Captain Jack Sails into the Ride
The next scene, featuring the "wench" auction, may be the most elaborate. The potential "brides" pose for the leering pirates, while an auctioneer presides over the event with authority and startling clarity. According to Disney's Marty Sklar, Imagineers updated the auction figures through the years to give them more fluid and sophisticated articulation. (For more peeks behind the scenes, click to Pirates of the Caribbean History.)
Traveling on, guests see woman with rolling pins and brooms chasing pirates in an endless circle. Originally, the pirates chased the women, but in the politically correct 1990s, Disney altered the scene. I guess it's still OK to portray public drunkenness, looting, prostitution, and arson, however.
Things take a turn for the worse as fire rages through the town. The oblivious pirates seem more interested in drinking their rum than escaping danger. The famous "hairy leg" pirate sits idly on a bridge above the guests as fire consumes the village. A trio of pirate prisoners is intent on escaping the inferno. They try, unsuccessfully, to coax a dog into bringing them the key to their cell.
In 2006, characters from the popular Pirates of the Caribbean films, which were, of course, inspired by the ride, came full circle and were incorporated back into the attraction. Remaining true and reverential to the original story, the ride now features startling animatronic figures of Captain Jack Sparrow as well as some of his shipmates.
The attraction ends just as the fire threatens to detonate a storehouse of powder kegs.

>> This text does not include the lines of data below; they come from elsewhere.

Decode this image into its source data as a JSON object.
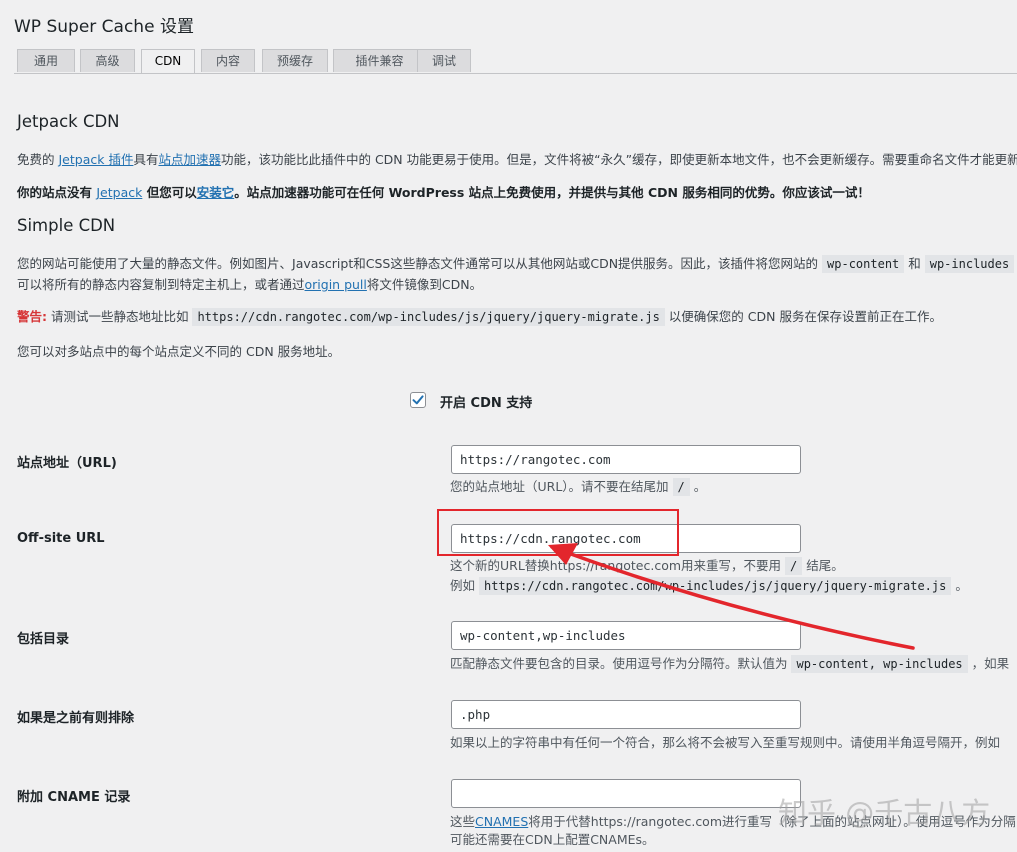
{
  "page_title": "WP Super Cache 设置",
  "tabs": [
    "通用",
    "高级",
    "CDN",
    "内容",
    "预缓存",
    "插件兼容",
    "调试"
  ],
  "active_tab": "CDN",
  "jetpack": {
    "heading": "Jetpack CDN",
    "p1_a": "免费的 ",
    "p1_link1": "Jetpack 插件",
    "p1_b": "具有",
    "p1_link2": "站点加速器",
    "p1_c": "功能，该功能比此插件中的 CDN 功能更易于使用。但是，文件将被“永久”缓存，即使更新本地文件，也不会更新缓存。需要重命名文件才能更新。",
    "p2_a": "你的站点没有 ",
    "p2_link1": "Jetpack",
    "p2_b": " 但您可以",
    "p2_link2": "安装它",
    "p2_c": "。站点加速器功能可在任何 WordPress 站点上免费使用，并提供与其他 CDN 服务相同的优势。你应该试一试！"
  },
  "simple": {
    "heading": "Simple CDN",
    "p1_a": "您的网站可能使用了大量的静态文件。例如图片、Javascript和CSS这些静态文件通常可以从其他网站或CDN提供服务。因此，该插件将您网站的 ",
    "p1_code1": "wp-content",
    "p1_b": " 和 ",
    "p1_code2": "wp-includes",
    "p2_a": "可以将所有的静态内容复制到特定主机上，或者通过",
    "p2_link": "origin pull",
    "p2_b": "将文件镜像到CDN。",
    "warn_label": "警告:",
    "warn_a": " 请测试一些静态地址比如 ",
    "warn_code": "https://cdn.rangotec.com/wp-includes/js/jquery/jquery-migrate.js",
    "warn_b": " 以便确保您的 CDN 服务在保存设置前正在工作。",
    "p3": "您可以对多站点中的每个站点定义不同的 CDN 服务地址。"
  },
  "enable": {
    "label": "开启 CDN 支持",
    "checked": true
  },
  "fields": {
    "site_url": {
      "label": "站点地址（URL)",
      "value": "https://rangotec.com",
      "desc_a": "您的站点地址（URL）。请不要在结尾加 ",
      "desc_code": "/",
      "desc_b": " 。"
    },
    "offsite_url": {
      "label": "Off-site URL",
      "value": "https://cdn.rangotec.com",
      "desc1_a": "这个新的URL替换https://rangotec.com用来重写，不要用 ",
      "desc1_code": "/",
      "desc1_b": " 结尾。",
      "desc2_a": "例如 ",
      "desc2_code": "https://cdn.rangotec.com/wp-includes/js/jquery/jquery-migrate.js",
      "desc2_b": " 。"
    },
    "include_dirs": {
      "label": "包括目录",
      "value": "wp-content,wp-includes",
      "desc_a": "匹配静态文件要包含的目录。使用逗号作为分隔符。默认值为 ",
      "desc_code": "wp-content, wp-includes",
      "desc_b": " ，如果"
    },
    "exclude": {
      "label": "如果是之前有则排除",
      "value": ".php",
      "desc": "如果以上的字符串中有任何一个符合，那么将不会被写入至重写规则中。请使用半角逗号隔开，例如"
    },
    "cname": {
      "label": "附加 CNAME 记录",
      "value": "",
      "desc1_a": "这些",
      "desc1_link": "CNAMES",
      "desc1_b": "将用于代替https://rangotec.com进行重写（除了上面的站点网址）。使用逗号作为分隔",
      "desc2": "可能还需要在CDN上配置CNAMEs。"
    }
  },
  "watermark": "知乎 @千古八方",
  "colors": {
    "highlight": "#e3262c",
    "link": "#2271b1",
    "warning": "#d63638"
  }
}
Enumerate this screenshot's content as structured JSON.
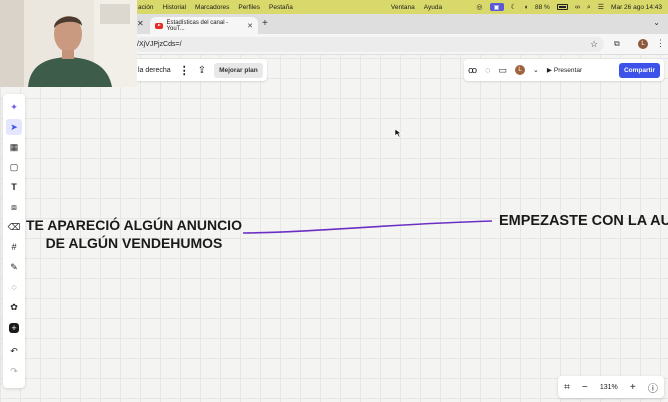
{
  "menubar": {
    "items_left": [
      "ación",
      "Historial",
      "Marcadores",
      "Perfiles",
      "Pestaña"
    ],
    "items_right": [
      "Ventana",
      "Ayuda"
    ],
    "battery": "88 %",
    "datetime": "Mar 26 ago 14:43"
  },
  "browser": {
    "tab_title": "Estadísticas del canal - YouT...",
    "url": "/XjVJPjzCds=/",
    "profile_letter": "L"
  },
  "board": {
    "name_fragment": "la derecha",
    "upgrade_label": "Mejorar plan",
    "present_label": "Presentar",
    "share_label": "Compartir",
    "avatar_letter": "L"
  },
  "canvas": {
    "left_line1": "TE APARECIÓ ALGÚN ANUNCIO",
    "left_line2": "DE ALGÚN VENDEHUMOS",
    "right_text": "EMPEZASTE CON LA AUT",
    "connector_color": "#6b2fc4"
  },
  "zoom": {
    "level": "131%"
  },
  "colors": {
    "accent": "#3d52e8",
    "menubar": "#d9d96b",
    "youtube": "#e52d27"
  }
}
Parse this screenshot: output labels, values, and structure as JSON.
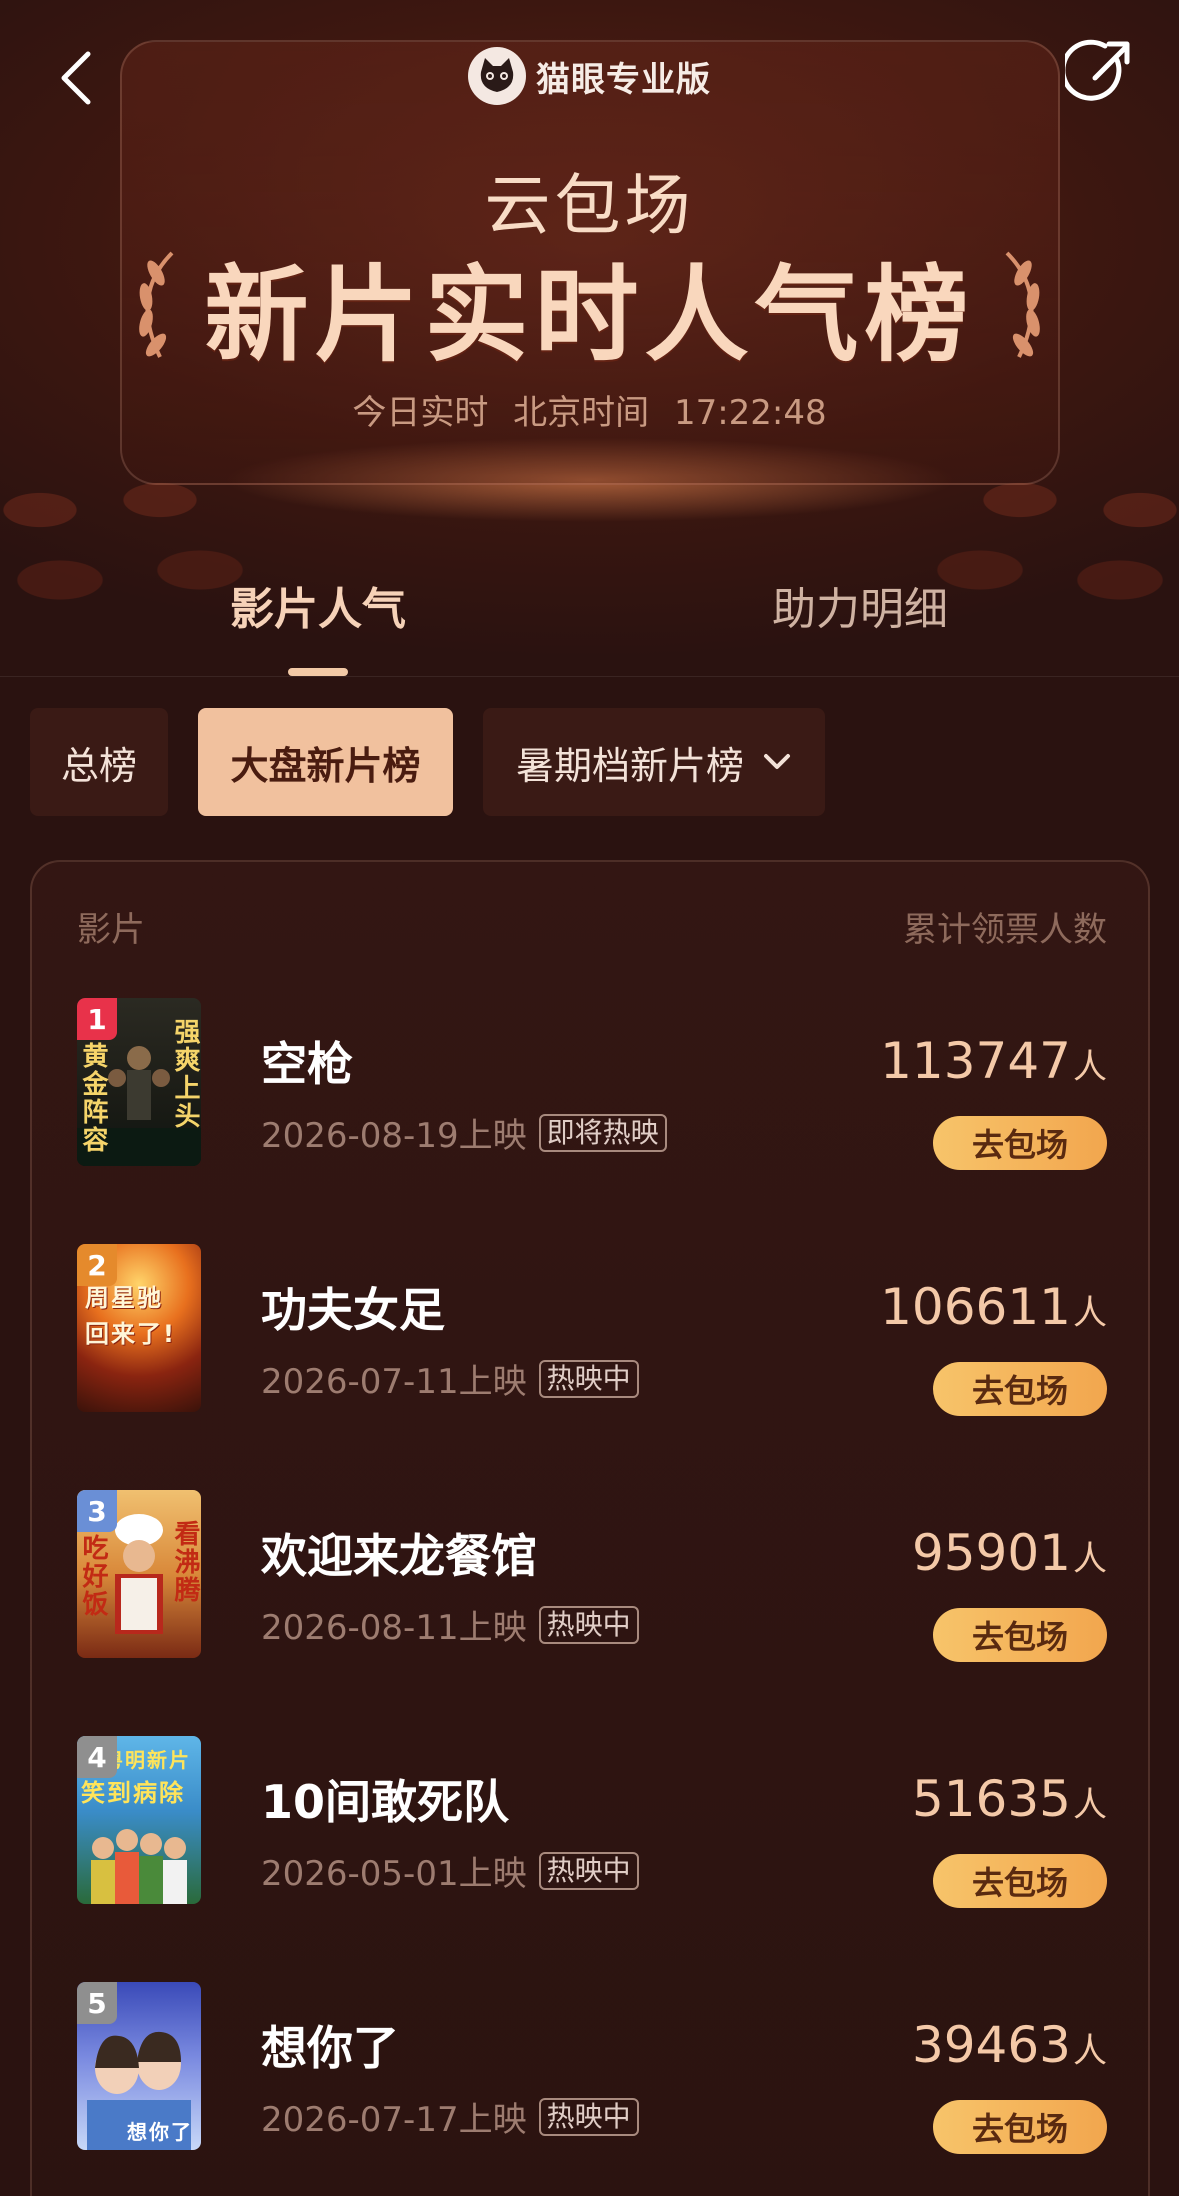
{
  "header": {
    "app_name": "猫眼专业版",
    "subtitle": "云包场",
    "title": "新片实时人气榜",
    "time_label": "今日实时",
    "timezone_label": "北京时间",
    "time_value": "17:22:48"
  },
  "tabs": [
    {
      "label": "影片人气",
      "active": true
    },
    {
      "label": "助力明细",
      "active": false
    }
  ],
  "filters": [
    {
      "label": "总榜",
      "active": false
    },
    {
      "label": "大盘新片榜",
      "active": true
    },
    {
      "label": "暑期档新片榜",
      "active": false
    }
  ],
  "table": {
    "col_movie": "影片",
    "col_count": "累计领票人数",
    "rows": [
      {
        "rank": "1",
        "title": "空枪",
        "date": "2026-08-19上映",
        "tag": "即将热映",
        "count": "113747",
        "unit": "人",
        "button": "去包场",
        "rank_color": "#e8324a"
      },
      {
        "rank": "2",
        "title": "功夫女足",
        "date": "2026-07-11上映",
        "tag": "热映中",
        "count": "106611",
        "unit": "人",
        "button": "去包场",
        "rank_color": "#e58a2c"
      },
      {
        "rank": "3",
        "title": "欢迎来龙餐馆",
        "date": "2026-08-11上映",
        "tag": "热映中",
        "count": "95901",
        "unit": "人",
        "button": "去包场",
        "rank_color": "#6a8fd6"
      },
      {
        "rank": "4",
        "title": "10间敢死队",
        "date": "2026-05-01上映",
        "tag": "热映中",
        "count": "51635",
        "unit": "人",
        "button": "去包场",
        "rank_color": "#8f8f8f"
      },
      {
        "rank": "5",
        "title": "想你了",
        "date": "2026-07-17上映",
        "tag": "热映中",
        "count": "39463",
        "unit": "人",
        "button": "去包场",
        "rank_color": "#8f8f8f"
      }
    ]
  },
  "posters": {
    "p1": [
      "黄金阵容",
      "强爽上头"
    ],
    "p2": [
      "周星驰",
      "回来了!"
    ],
    "p3": [
      "吃好饭",
      "看沸腾"
    ],
    "p4": [
      "潘粤明新片",
      "笑到病除"
    ],
    "p5": [
      "想你了"
    ]
  }
}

Then it's on to the REAL booty: Disney's huge gift shop stuffed with Pirates doodads.